Component data from apps and pages:
_ _ _ _

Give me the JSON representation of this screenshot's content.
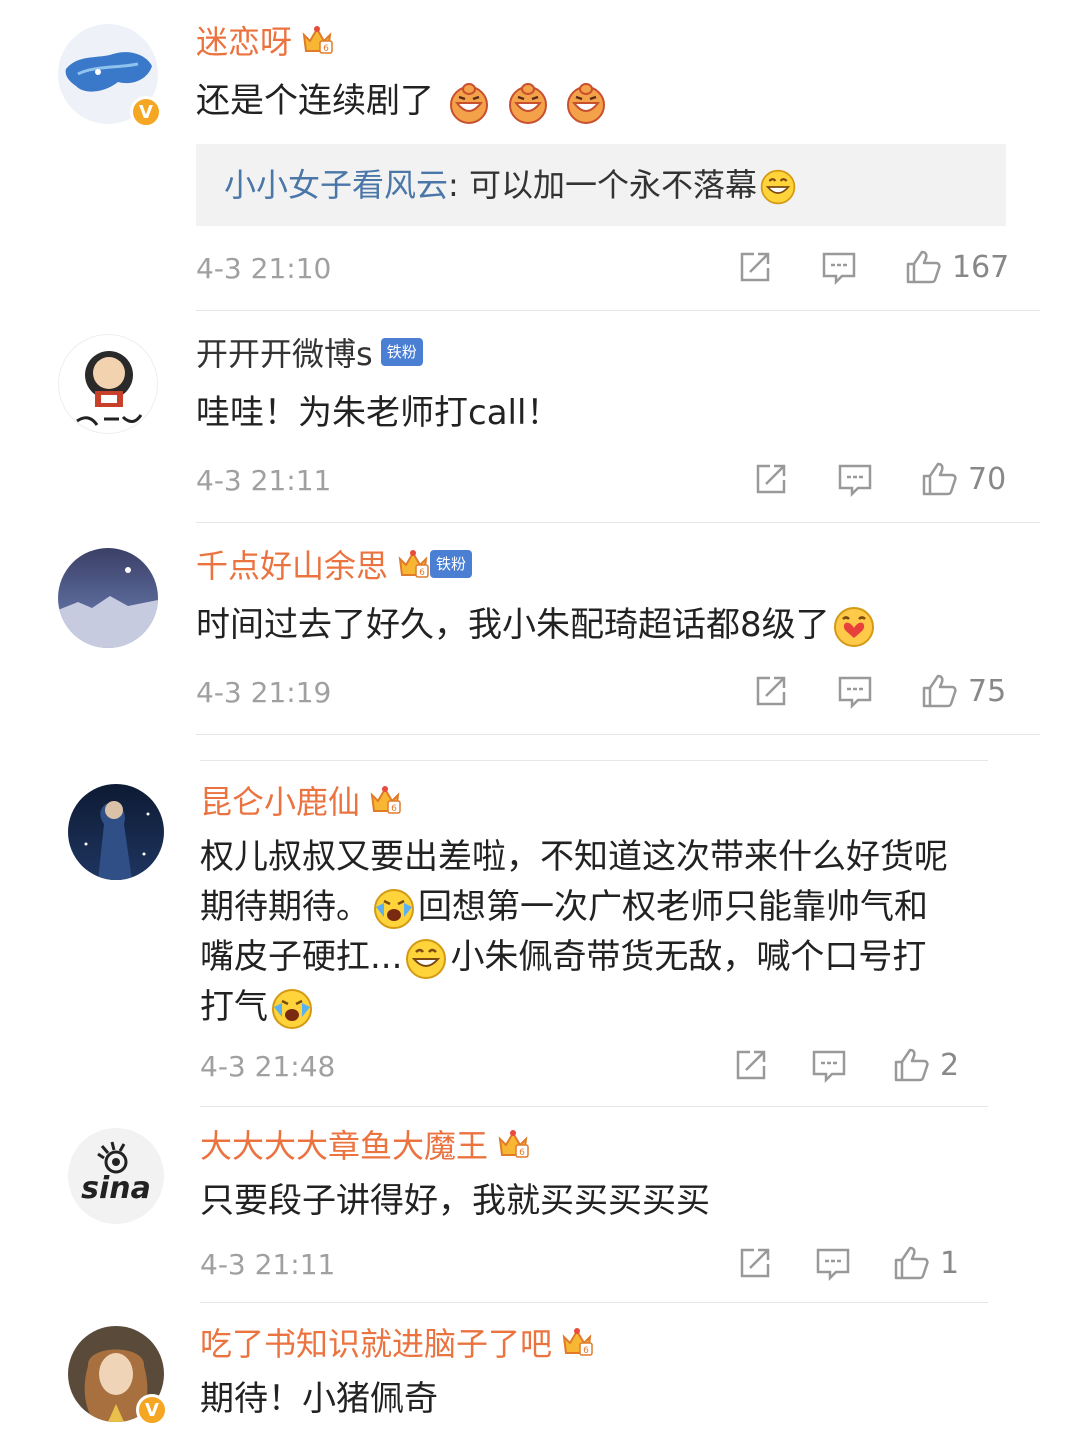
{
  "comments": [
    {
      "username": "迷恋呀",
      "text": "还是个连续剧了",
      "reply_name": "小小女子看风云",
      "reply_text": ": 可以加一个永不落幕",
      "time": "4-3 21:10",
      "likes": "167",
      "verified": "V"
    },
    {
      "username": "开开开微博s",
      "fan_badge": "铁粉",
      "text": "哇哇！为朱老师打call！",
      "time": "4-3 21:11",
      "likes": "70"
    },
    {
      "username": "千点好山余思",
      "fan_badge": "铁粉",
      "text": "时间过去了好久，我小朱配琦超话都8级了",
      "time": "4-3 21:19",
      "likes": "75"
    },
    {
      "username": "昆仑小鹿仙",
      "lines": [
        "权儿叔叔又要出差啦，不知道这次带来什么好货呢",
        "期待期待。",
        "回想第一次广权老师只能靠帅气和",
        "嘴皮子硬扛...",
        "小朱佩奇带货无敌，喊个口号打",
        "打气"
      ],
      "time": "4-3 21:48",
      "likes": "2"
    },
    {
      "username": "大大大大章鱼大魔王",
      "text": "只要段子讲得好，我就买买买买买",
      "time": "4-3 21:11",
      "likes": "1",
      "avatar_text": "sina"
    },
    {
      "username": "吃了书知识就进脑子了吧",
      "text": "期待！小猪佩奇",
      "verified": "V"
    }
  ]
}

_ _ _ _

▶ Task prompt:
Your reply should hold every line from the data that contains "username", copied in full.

▶ Task solution:
      "username": "迷恋呀",
      "username": "开开开微博s",
      "username": "千点好山余思",
      "username": "昆仑小鹿仙",
      "username": "大大大大章鱼大魔王",
      "username": "吃了书知识就进脑子了吧",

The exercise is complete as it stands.